But another smart option is to grow high-yield fruit plants. This could be in the form of fast-growing crops, or through particular varietals. Vining fruits and vegetables are fantastic for small gardens as they don’t need a lot of “floor space,” but can still give you abundant yields as long as you have a trellis or somewhere they can grow up.

Explore the easiest fruit to grow at home—indoors or out! Read our FREEBIE 15 Easiest Fruits to Grow at Home, right now!

These high-yield fruit plants will give you plenty of tasty treats

So what are some of the best high-yield fruit plants (and vegetable plants!) or varieties? If you have the space and the right climate, almost any fruit tree will give you more than you can eat in a season. Cherries, apples, lemons, oranges, and peaches are all good options. But if we’re sticking strictly to plants, here are some of our favorites.

Blackberry on the bush in the farm garden

1. Blackberries, Baby Cakes: This dwarf variety is excellent for container gardening since it tops out around 3 or 4 feet. It will also produce twice each season in most regions. 

Fresh blueberrys on the branch on a blueberry field farm.

2. Blueberries, Sunshine Blue: Topping out at 3 feet, these blueberries are perfect for containers and bred for productivity. 

Canteloupe

3. Cantaloupe, Sugar Cube Hybrid: If it’s high-yield fruit plants you’re after, don’t miss out on this one. This personal-sized melon is as sweet as can be, and it’s bred for exceptional disease resistance. Plus, these are easy to train for vertical growth

Cucumbers

4. Cucumbers, Multiple Varieties: Yes, cucumbers are technically fruits.

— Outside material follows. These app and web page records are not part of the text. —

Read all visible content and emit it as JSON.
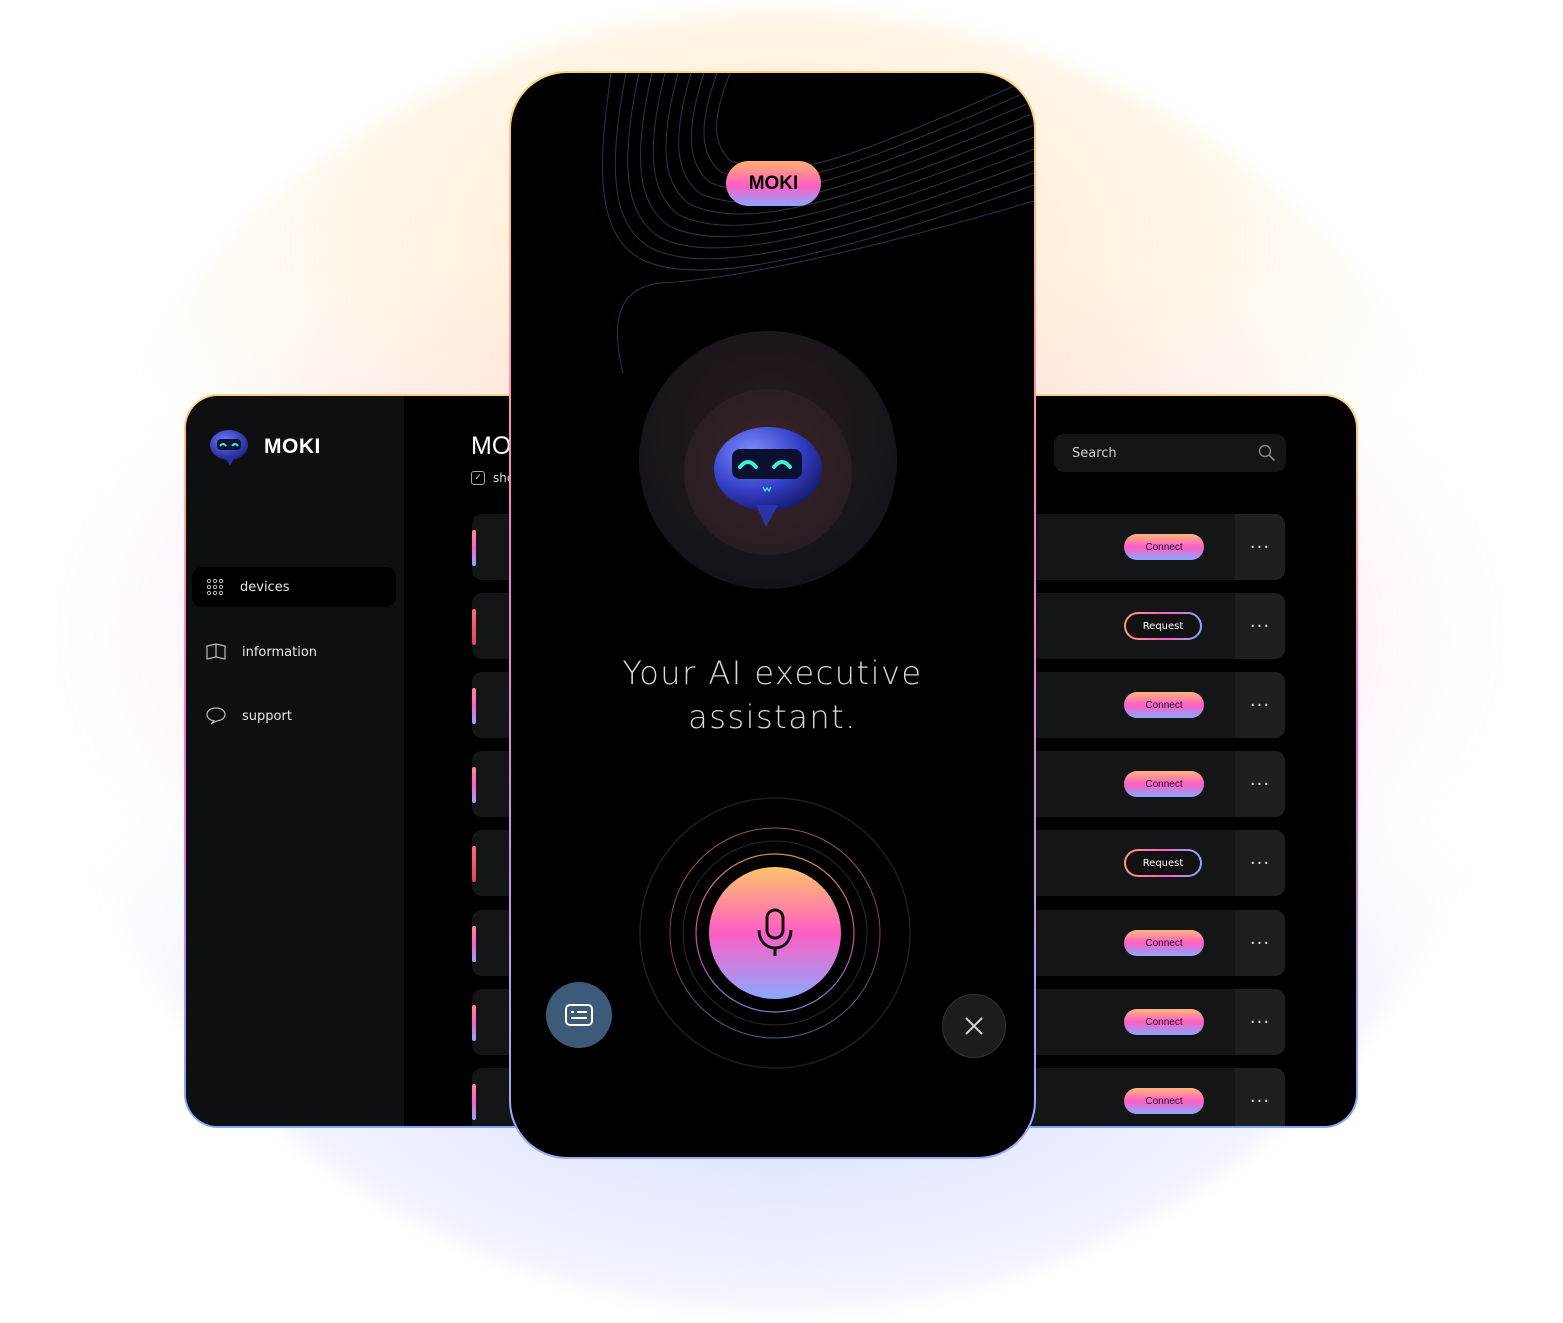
{
  "brand": {
    "name": "MOKI",
    "accent_from": "#ffb36b",
    "accent_mid": "#ff5ec4",
    "accent_to": "#8aa8ff"
  },
  "desktop": {
    "sidebar": {
      "items": [
        {
          "label": "devices",
          "icon": "grid-icon",
          "active": true
        },
        {
          "label": "information",
          "icon": "book-icon",
          "active": false
        },
        {
          "label": "support",
          "icon": "chat-bubble-icon",
          "active": false
        }
      ]
    },
    "main": {
      "title": "MO",
      "filter_label": "sho",
      "search_placeholder": "Search"
    },
    "rows": [
      {
        "action": "Connect",
        "bar": "gradient"
      },
      {
        "action": "Request",
        "bar": "red"
      },
      {
        "action": "Connect",
        "bar": "gradient"
      },
      {
        "action": "Connect",
        "bar": "gradient"
      },
      {
        "action": "Request",
        "bar": "red"
      },
      {
        "action": "Connect",
        "bar": "gradient"
      },
      {
        "action": "Connect",
        "bar": "gradient"
      },
      {
        "action": "Connect",
        "bar": "gradient"
      }
    ],
    "more_label": "···"
  },
  "phone": {
    "pill_label": "MOKI",
    "tagline_line1": "Your AI executive",
    "tagline_line2": "assistant.",
    "mic_icon": "microphone-icon",
    "keyboard_icon": "keyboard-icon",
    "close_icon": "close-icon"
  }
}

And there are several varieties that you could easily consider high-yield fruit plants. The Lunchbox Hybrid can produce well over 100 cukes per season, while the Bragger Hybrid will give around 70 sweet and crunchy cucumbers per plant. The Supremo is another high-yielding variety, and it has decent resistance to several common diseases.

Lemon cucumber still on the vine

5. Cucumber, Lemon: While this is a variety of cucumber, I’m giving it a special place in the list, so it stands out. If you’ve seen one, you know why. And if you’ve tasted one, you definitely know why. These cukes look like little lemons, and they have a taste that’s a little sweeter and less bitter than most cucumbers. These vining plants are good producers, but be warned – I’ve heard some reports that they’re prone to powdery mildew.

Eggplant

6. Eggplant, Patio Baby: These high-yield fruit plants will give you up to 50 adorable little eggplants. And with bright purple flowers, they’ll add a nice splash of color to any garden. This variety is ideal for container gardens or small spaces, as the plant tops out around 2 feet and produces 2-3″ long fruits. 

Raspberries on the Vine

 

7. Raspberry, Glencoe: This thornless raspberry bush grows to around 6 feet, making it a large but manageable option for a container. 

Strawberries farming

8. Strawberries, Seascape: This heat-tolerant, disease-resistant variety is noted for producing large, bright red strawberries in spring, summer, and fall. 

Tomato

9. Tomatoes, Cherry Varieties: Like cucumbers, there are multiple varieties of cherry tomatoes that you could easily say are high-yield fruit plants. The Yellow Pear heirloom, Baby Boomer hybrid, Mirabelle Blanche, Yellow Currant, Green Envy, and Veranda Red hybrid are just a handful of the many cherry tomato varieties that produce prolific yields of sweet, sweet fruit. 

Zucchini plants

10. Zucchini, Multiple Varieties: Zucchini is famous (infamous?) for producing enough to feed your kid’s soccer team – from one plant. Almost any variety of these high-yield fruit plants will give you plenty of nutritious and tasty zucchini. Still, a few especially productive types include the Black Magic heirloom, Cash Machine hybrid, Green Star hybrid (known for disease resistance), and the Jackpot hybrid, which grows on smaller vines.

Of course, there are way more fruits and veggies than I can list here. What are some of your favorites for small gardens?

Explore the easiest fruit to grow at home—indoors or out! Read our FREEBIE 15 Easiest Fruits to Grow at Home, right now!

Comments

Leave a Reply

Your email address will not be published.

Enter Your Log In Credentials

This setting should only be used on your home or work computer.

Need Assistance?

Call Food Gardening Network Customer Service at
(800) 777-2658